The landscape turned green, not a prevalent color in Egypt (at least on our journey), with irrigation ditches running from the Nile feeding fields of sugar cane, with palms dotting the distance. It didn’t last long as we headed further west toward a brown, mountainous horizon.
It only took a few minutes to start encroaching on the Valley of the Kings with our first stop at the Colossi of Memnon (as the Greeks called him) but built for Pharaoh Amenhotep III. It’s the largest of all the funerary temples on the west bank. As we drove past its length, we could see hundreds of stones being unearthed as part of the continuing excavation.
Entering the Valley of the Kings is like stepping into a real moonscape; away from civilization, in a desert-dry, virtually uninhabitable place. It has been the site of royal burials since 2100 BC. But it was the Pharaohs of the New Kingdom (1550-1069) who chose this isolated valley, named the “Place of Truth”.
The valley, under the pyramid-shaped mountain, Al Qurn (the Horn), is a series of tombs of many of the great Pharaohs. Above is the entrance to the tomb of Ramses III.
Photography is restricted, and in many cases forbidden in the tombs interiors, but we were able to get a few shots here to show the amazingly preserved, original color, glyphs and art. It was hard to believe these were not restorations.
The story of the discovery of King Tut’s tomb and all its treasures far outshines the reality of this small tomb of a short-lived Pharaoh. Although later, in the Cairo Museum, we were treated to those transported wonders. We explored several other rather claustrophobic, “watch your head” tombs with their wondrously preserved art, and got a few minutes
Then off to the Temple of Hatshepsut with it’s back to the hill that contains the Valley of the Kings.
The Temple of Hatshepsut
This was a shocker. As we got off the bus we just saw a formation of monumental hills. As our eyes focused in, we saw what we thought a modern structure at the base of the cliffs. Nope. This was the beautifully restored and preserved Temple of Hatshepsut.
As we approached, saw the remnants of the Sphinx-lined causeway leading to the decidedly not modern Temple colonnade. It is certainly one of Egypt’s finest monuments. And, that’s saying a lot.
Part of the inner court and chambers behind the colonnade were a celebration of a Sun cult that once apparently worshiped there. You can also see where hundreds of

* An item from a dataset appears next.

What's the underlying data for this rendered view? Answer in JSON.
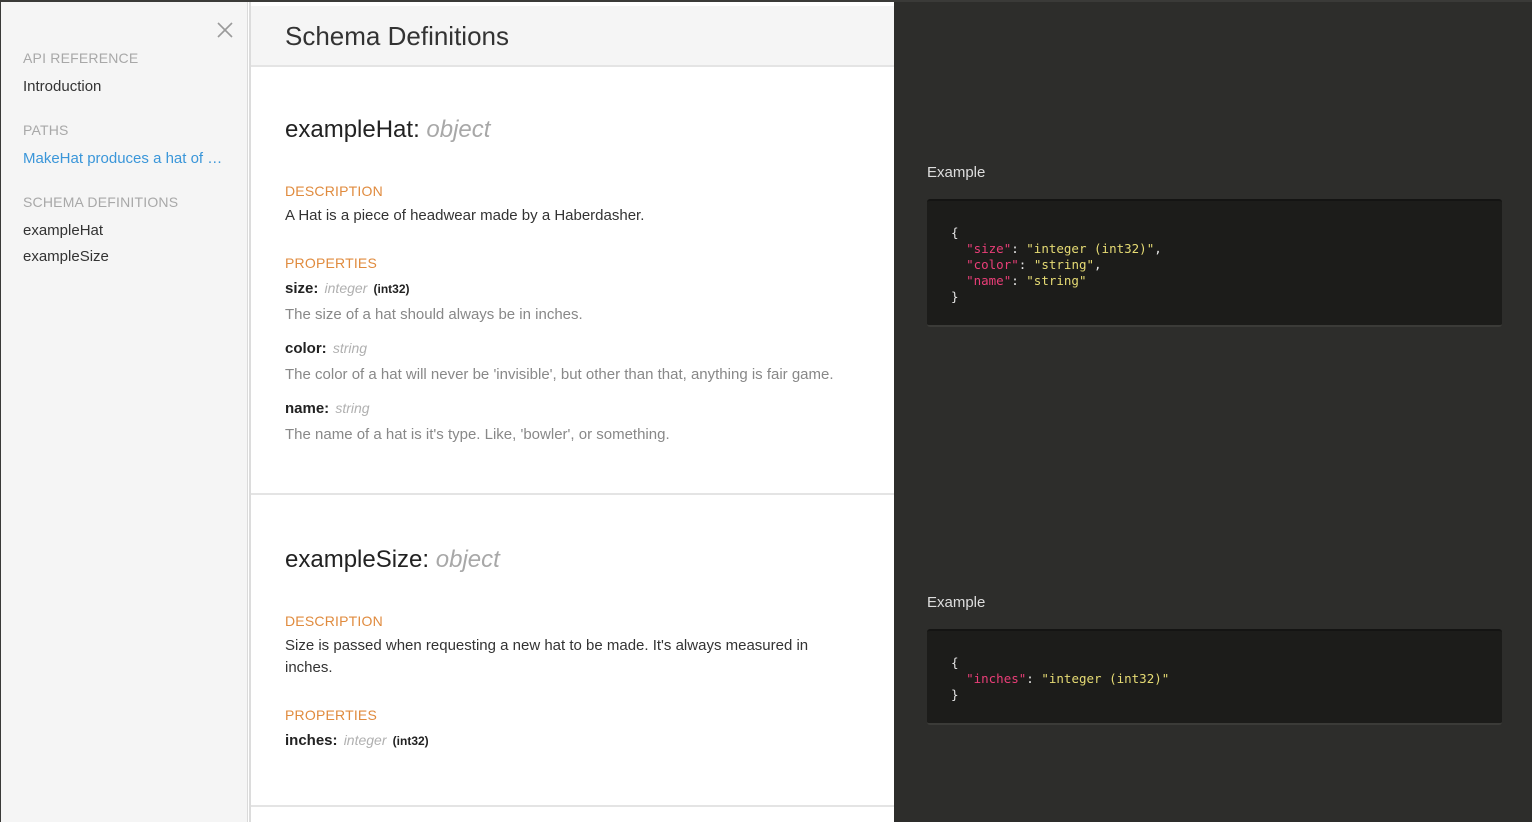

What a great way to end a visit we’ll never forget. Now back to modern Luxor for a tour of the “modern” city and its local market.

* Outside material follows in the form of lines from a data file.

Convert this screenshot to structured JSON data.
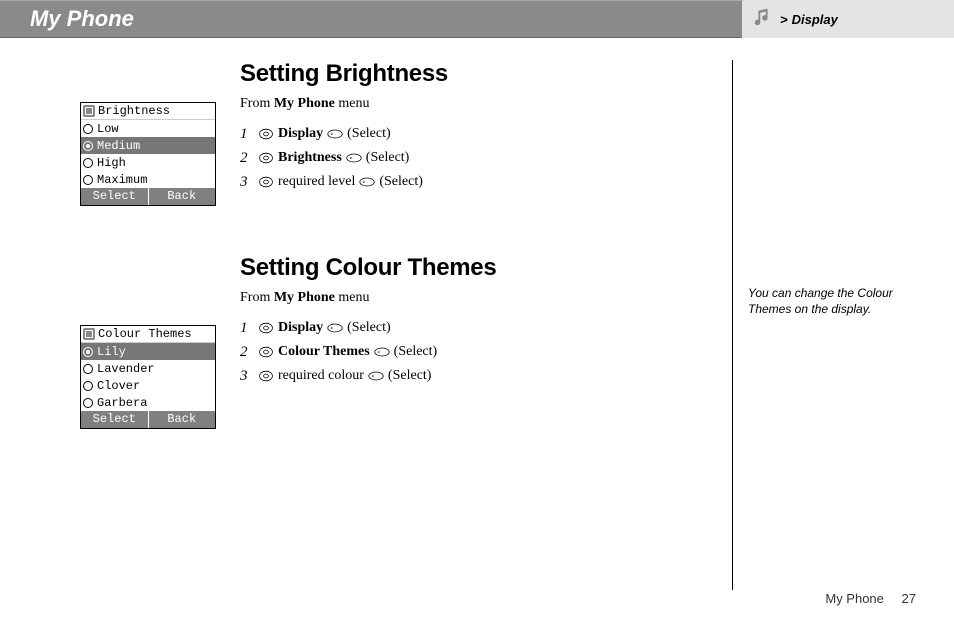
{
  "header": {
    "title": "My Phone"
  },
  "breadcrumb": {
    "gt": ">",
    "label": "Display"
  },
  "screens": {
    "brightness": {
      "title": "Brightness",
      "rows": [
        {
          "label": "Low",
          "selected": false
        },
        {
          "label": "Medium",
          "selected": true
        },
        {
          "label": "High",
          "selected": false
        },
        {
          "label": "Maximum",
          "selected": false
        }
      ],
      "softkeys": {
        "left": "Select",
        "right": "Back"
      }
    },
    "themes": {
      "title": "Colour Themes",
      "rows": [
        {
          "label": "Lily",
          "selected": true
        },
        {
          "label": "Lavender",
          "selected": false
        },
        {
          "label": "Clover",
          "selected": false
        },
        {
          "label": "Garbera",
          "selected": false
        }
      ],
      "softkeys": {
        "left": "Select",
        "right": "Back"
      }
    }
  },
  "sections": {
    "brightness": {
      "heading": "Setting Brightness",
      "from_prefix": "From ",
      "from_bold": "My Phone",
      "from_suffix": " menu",
      "steps": [
        {
          "num": "1",
          "bold": "Display",
          "tail": "(Select)"
        },
        {
          "num": "2",
          "bold": "Brightness",
          "tail": "(Select)"
        },
        {
          "num": "3",
          "plain": "required level",
          "tail": "(Select)"
        }
      ]
    },
    "themes": {
      "heading": "Setting Colour Themes",
      "from_prefix": "From ",
      "from_bold": "My Phone",
      "from_suffix": " menu",
      "steps": [
        {
          "num": "1",
          "bold": "Display",
          "tail": "(Select)"
        },
        {
          "num": "2",
          "bold": "Colour Themes",
          "tail": "(Select)"
        },
        {
          "num": "3",
          "plain": "required colour",
          "tail": "(Select)"
        }
      ]
    }
  },
  "sidenote": "You can change the Colour Themes on the display.",
  "footer": {
    "section": "My Phone",
    "page": "27"
  }
}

Luxor View by Horse-Drawn Carriage
We’ll let the photos speak for themselves. You’ll see the local market, a school, a christian church, the train station, city streets, and the beautiful Temple of Luxor as the evening falls.

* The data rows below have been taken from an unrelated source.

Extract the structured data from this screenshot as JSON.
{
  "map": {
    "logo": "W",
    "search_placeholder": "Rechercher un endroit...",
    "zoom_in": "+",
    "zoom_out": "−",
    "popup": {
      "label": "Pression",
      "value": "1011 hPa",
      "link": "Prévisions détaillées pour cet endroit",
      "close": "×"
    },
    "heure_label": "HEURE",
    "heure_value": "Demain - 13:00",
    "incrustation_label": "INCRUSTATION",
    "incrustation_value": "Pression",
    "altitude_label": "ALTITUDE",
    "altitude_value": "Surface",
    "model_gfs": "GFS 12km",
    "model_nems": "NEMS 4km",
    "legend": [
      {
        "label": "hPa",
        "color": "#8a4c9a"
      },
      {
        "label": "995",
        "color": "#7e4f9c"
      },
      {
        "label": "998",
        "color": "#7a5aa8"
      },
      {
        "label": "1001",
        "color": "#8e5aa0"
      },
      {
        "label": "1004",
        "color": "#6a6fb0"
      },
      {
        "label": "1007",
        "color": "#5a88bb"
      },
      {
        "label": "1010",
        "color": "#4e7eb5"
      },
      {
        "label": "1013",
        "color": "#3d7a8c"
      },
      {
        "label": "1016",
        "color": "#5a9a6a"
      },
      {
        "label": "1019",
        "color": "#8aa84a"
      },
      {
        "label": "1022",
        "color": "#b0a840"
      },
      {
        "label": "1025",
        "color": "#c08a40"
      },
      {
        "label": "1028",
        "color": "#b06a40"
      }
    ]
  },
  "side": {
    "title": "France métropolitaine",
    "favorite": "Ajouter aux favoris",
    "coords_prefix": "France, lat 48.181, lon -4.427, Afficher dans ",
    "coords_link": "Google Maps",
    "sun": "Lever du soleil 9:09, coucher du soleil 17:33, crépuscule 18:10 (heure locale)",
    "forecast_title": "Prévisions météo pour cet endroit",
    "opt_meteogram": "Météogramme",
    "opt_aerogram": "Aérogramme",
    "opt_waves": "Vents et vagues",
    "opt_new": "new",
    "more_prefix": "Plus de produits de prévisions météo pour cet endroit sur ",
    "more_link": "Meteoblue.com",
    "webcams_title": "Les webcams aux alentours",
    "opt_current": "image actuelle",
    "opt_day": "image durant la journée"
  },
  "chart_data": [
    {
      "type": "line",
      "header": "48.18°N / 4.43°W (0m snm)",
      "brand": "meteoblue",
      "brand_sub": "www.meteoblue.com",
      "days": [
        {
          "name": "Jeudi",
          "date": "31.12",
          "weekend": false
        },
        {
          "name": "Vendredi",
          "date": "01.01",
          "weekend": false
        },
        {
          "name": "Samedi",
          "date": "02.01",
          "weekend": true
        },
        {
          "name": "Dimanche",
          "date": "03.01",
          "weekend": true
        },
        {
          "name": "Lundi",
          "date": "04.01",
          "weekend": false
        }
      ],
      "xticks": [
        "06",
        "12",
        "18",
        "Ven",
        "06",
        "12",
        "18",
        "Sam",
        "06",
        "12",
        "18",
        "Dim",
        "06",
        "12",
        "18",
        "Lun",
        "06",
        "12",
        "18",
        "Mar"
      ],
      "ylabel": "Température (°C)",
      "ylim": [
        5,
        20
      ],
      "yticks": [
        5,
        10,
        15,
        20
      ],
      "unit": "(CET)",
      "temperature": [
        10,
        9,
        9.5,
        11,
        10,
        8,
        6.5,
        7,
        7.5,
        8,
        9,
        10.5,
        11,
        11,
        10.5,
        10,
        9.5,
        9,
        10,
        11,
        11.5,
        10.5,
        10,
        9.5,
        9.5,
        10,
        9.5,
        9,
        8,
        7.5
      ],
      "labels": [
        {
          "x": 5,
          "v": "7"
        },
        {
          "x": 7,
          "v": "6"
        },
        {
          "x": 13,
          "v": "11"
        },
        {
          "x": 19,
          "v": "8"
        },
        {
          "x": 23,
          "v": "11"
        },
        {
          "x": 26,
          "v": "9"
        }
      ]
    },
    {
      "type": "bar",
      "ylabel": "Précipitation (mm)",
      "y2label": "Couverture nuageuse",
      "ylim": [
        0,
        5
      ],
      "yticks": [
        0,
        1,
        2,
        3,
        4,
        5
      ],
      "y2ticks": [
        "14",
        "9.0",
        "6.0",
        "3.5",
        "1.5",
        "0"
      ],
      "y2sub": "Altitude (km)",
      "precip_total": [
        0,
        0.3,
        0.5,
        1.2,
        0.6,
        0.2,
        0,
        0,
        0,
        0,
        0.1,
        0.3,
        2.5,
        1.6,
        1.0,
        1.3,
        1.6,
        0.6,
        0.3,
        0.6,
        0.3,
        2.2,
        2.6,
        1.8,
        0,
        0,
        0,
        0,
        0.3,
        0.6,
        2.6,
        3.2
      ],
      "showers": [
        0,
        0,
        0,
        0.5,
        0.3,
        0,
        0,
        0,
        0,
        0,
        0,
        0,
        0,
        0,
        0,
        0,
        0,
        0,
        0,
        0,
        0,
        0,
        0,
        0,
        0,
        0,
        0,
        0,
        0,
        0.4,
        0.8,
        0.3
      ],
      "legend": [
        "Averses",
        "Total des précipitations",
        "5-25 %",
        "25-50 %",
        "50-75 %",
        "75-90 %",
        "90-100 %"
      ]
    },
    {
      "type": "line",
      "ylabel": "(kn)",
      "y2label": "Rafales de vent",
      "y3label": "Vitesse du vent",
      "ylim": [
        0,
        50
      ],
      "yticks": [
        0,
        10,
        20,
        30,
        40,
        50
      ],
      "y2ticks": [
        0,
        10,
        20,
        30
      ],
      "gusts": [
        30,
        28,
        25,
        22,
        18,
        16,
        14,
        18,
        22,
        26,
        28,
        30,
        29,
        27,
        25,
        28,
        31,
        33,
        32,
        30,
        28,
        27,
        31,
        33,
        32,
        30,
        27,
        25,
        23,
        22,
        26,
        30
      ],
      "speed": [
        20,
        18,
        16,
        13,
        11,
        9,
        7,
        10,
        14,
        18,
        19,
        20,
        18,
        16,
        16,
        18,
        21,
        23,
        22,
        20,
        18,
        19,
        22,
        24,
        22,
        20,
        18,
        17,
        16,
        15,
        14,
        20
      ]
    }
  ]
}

So another spectacular day ends as our carriage drops us off at the hotel. We found a wonderful Lebanese restaurant at the hotel next door last night, so we decide to take a real chance this evening at the sushi place (yes sushi in Luxor, Egypt) at our hotel. Let me say, meh, and hope it’s just, meh as we have the Luxor museum and most of the day free for exploration tomorrow. If we’re not down by 8:30, just head off on your own…and we’ll see you later.